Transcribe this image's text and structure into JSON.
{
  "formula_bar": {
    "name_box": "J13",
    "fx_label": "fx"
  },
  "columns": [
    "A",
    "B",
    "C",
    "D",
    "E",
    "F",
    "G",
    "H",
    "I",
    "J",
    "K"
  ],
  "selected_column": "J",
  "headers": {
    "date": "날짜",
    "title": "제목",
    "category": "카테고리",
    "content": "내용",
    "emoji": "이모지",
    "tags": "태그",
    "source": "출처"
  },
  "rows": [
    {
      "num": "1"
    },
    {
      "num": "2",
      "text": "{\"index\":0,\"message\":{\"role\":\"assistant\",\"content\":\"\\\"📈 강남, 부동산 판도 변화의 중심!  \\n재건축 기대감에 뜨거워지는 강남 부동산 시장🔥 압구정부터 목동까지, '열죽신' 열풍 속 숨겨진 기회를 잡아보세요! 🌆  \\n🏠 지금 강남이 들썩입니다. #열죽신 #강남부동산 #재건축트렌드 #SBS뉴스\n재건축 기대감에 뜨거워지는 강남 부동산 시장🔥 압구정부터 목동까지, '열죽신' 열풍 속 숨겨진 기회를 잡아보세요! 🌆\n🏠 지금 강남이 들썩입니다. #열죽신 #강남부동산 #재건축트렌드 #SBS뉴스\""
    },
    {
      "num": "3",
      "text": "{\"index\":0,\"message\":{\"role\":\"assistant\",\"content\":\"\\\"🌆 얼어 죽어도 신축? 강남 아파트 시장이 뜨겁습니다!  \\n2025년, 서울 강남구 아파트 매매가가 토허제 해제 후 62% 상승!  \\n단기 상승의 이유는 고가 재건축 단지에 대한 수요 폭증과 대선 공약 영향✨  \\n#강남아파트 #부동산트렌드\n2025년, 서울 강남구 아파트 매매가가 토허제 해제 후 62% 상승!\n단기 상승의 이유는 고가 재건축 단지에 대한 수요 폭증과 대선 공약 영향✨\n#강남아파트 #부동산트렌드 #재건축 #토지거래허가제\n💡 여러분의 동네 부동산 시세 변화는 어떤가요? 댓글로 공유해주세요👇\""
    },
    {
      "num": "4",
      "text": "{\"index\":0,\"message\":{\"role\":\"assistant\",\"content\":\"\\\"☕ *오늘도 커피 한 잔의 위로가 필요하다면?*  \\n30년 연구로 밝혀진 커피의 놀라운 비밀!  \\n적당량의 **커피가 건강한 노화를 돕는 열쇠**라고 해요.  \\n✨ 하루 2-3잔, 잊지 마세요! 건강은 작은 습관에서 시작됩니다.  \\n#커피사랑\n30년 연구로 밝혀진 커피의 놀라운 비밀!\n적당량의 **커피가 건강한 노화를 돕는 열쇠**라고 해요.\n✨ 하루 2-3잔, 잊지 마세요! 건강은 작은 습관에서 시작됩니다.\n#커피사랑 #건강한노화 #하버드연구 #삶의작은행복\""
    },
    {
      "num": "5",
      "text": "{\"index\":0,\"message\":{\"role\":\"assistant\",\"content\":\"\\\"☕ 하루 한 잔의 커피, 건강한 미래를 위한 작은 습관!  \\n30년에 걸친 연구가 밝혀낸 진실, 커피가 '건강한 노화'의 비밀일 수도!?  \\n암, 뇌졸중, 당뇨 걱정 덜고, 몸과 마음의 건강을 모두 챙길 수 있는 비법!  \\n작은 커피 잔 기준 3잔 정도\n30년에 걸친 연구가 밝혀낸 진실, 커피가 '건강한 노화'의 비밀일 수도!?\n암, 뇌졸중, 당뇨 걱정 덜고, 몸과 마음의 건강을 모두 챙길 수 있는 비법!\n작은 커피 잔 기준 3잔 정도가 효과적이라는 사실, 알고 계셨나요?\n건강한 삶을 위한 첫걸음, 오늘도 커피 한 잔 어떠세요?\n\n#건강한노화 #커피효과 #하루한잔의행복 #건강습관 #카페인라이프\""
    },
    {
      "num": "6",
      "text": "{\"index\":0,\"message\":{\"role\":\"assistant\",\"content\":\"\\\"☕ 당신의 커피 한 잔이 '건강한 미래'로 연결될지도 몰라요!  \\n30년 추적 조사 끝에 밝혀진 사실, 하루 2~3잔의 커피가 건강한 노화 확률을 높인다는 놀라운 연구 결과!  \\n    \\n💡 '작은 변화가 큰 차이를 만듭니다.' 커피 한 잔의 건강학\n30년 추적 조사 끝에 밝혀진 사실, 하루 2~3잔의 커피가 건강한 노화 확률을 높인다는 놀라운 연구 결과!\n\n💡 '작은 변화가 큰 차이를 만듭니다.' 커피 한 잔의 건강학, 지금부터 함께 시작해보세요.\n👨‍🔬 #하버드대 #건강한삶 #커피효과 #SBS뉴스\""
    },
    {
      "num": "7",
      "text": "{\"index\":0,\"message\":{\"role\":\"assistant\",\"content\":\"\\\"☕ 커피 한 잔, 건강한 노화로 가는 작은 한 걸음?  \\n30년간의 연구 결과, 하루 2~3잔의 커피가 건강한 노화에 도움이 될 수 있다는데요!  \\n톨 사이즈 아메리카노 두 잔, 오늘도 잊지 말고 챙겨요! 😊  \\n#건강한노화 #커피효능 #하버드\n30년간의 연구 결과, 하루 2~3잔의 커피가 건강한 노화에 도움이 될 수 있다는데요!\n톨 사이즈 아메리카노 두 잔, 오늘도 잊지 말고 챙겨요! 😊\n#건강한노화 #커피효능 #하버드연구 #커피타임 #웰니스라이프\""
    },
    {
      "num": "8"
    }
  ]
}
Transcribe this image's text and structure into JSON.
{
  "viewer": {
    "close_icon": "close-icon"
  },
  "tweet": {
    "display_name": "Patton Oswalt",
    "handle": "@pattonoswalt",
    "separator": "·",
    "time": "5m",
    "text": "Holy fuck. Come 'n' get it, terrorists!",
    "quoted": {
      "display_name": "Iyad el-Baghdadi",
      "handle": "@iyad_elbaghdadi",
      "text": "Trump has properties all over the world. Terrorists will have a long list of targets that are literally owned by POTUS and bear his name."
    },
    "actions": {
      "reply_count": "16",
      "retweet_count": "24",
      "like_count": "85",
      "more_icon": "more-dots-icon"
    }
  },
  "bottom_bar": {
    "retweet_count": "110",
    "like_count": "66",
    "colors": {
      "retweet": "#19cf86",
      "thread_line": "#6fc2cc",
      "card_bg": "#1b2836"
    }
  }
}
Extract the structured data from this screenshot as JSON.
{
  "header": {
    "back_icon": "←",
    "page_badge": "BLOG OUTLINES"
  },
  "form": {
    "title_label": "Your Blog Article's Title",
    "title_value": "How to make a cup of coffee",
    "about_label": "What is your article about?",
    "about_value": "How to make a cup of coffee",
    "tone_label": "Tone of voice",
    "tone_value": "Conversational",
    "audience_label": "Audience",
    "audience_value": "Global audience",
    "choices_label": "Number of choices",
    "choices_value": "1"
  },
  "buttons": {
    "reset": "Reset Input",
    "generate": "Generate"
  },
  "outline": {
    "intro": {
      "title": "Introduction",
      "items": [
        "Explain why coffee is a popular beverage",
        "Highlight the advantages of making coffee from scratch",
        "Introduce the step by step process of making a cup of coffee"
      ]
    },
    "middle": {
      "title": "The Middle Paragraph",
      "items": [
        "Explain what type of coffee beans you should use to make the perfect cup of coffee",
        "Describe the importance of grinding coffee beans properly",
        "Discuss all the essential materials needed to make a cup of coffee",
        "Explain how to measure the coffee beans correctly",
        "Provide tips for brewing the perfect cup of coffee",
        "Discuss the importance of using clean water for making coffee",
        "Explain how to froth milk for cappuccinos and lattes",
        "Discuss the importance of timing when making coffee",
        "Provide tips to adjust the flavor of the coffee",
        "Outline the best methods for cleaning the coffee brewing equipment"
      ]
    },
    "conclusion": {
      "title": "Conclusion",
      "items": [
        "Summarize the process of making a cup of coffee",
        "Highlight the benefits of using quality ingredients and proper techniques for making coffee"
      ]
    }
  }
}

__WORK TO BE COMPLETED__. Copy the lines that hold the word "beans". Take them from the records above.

__EXERCISE SOLUTION__.
        "Explain what type of coffee beans you should use to make the perfect cup of coffee",
        "Describe the importance of grinding coffee beans properly",
        "Explain how to measure the coffee beans correctly",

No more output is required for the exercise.